Please provide the entries below again, word for word.
· · · · ·
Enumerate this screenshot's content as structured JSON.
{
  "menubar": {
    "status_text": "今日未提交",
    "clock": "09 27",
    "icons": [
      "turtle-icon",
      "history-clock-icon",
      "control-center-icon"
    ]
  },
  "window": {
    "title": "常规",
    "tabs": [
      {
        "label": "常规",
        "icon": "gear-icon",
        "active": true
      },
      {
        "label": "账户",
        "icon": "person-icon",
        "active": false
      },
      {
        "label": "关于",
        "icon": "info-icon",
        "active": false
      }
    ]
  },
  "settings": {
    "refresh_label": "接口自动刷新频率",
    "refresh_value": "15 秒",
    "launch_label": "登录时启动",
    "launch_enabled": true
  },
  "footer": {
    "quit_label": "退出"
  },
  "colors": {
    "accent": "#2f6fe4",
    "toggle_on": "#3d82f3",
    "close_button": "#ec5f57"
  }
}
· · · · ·
● Task response:
Enumerate this screenshot's content as structured JSON.
{
  "menubar": {
    "status_text": "今日未提交",
    "clock": "09 27",
    "icons": [
      "turtle-icon",
      "history-clock-icon",
      "control-center-icon"
    ]
  },
  "window": {
    "title": "常规",
    "tabs": [
      {
        "label": "常规",
        "icon": "gear-icon",
        "active": true
      },
      {
        "label": "账户",
        "icon": "person-icon",
        "active": false
      },
      {
        "label": "关于",
        "icon": "info-icon",
        "active": false
      }
    ]
  },
  "settings": {
    "refresh_label": "接口自动刷新频率",
    "refresh_value": "15 秒",
    "launch_label": "登录时启动",
    "launch_enabled": true
  },
  "footer": {
    "quit_label": "退出"
  },
  "colors": {
    "accent": "#2f6fe4",
    "toggle_on": "#3d82f3",
    "close_button": "#ec5f57"
  }
}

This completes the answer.